The Obama administration has expressed its strong support for the CTBT and all aspects of the international monitoring and inspection system. On January 13 Secretary of State Hillary Clinton said: “The Obama administration will fully support the CTBT’s International Monitoring System, which gives the United States better capability to detect and identify very low-yield tests than we would on our own.” We request that you provide for full U.S. funding for the CTBTO and OPCW in the FY 2009 supplemental appropriations bill (Contributions to International Organizations in the State Department budget) in order to put an end to this harmful and embarrassing practice of under-funding international organizations dedicated to nuclear and chemical weapons risk reduction. The U.S. delegations to these organizations will attest to the fact that this practice has undermined their influence and credibility and, in some cases, caused the U.S. to lose its voting power.
Secretary of State Clinton acknowledged this problem in her nomination hearing before the Senate Foreign Relations Committee on January 13th and pledged to seek sufficient funds for international organizations to pay outstanding arrears and fully fund annual assessments and contributions henceforth. Only with full annual financial and political support from the United States will these important international organizations be effective.
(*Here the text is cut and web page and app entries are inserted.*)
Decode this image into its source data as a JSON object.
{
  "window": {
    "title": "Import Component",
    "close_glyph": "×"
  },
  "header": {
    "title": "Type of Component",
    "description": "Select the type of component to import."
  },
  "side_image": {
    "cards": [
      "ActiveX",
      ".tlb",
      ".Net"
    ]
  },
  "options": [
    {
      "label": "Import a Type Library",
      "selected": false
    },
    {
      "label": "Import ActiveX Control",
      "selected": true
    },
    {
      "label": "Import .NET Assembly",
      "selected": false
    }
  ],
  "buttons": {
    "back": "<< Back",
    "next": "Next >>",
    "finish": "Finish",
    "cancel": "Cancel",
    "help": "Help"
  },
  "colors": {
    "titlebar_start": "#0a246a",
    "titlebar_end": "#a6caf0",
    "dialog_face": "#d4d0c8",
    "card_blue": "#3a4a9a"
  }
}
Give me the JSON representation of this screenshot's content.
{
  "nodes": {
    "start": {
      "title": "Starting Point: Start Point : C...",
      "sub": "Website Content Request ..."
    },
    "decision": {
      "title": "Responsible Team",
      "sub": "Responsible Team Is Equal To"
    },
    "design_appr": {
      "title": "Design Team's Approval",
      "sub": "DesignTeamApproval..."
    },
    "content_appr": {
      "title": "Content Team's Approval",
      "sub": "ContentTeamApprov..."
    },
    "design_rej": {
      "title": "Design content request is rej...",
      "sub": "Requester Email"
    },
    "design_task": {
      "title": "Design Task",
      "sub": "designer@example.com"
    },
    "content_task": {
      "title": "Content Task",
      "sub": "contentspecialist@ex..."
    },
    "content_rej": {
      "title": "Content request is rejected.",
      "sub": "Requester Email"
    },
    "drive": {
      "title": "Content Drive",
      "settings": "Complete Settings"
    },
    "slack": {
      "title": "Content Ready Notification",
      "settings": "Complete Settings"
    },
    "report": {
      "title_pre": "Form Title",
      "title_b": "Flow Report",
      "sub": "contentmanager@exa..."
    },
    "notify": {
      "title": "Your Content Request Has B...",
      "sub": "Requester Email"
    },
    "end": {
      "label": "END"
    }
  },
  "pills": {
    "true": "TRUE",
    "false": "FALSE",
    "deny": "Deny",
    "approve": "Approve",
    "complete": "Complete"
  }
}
Please let us know if we might provide any additional information for your staff regarding these issues.
Paul F. Walker, Ph.D.
Director, Security and Sustainability
Global Green USA
Arms Control Association
Friends Committee on National Legislation (Quakers) (202) 903-2517
Council for a Livable World
(202) 543-4100 x 2222
Director of Government Affairs
Coordinator Arms Control Advocacy Collaborative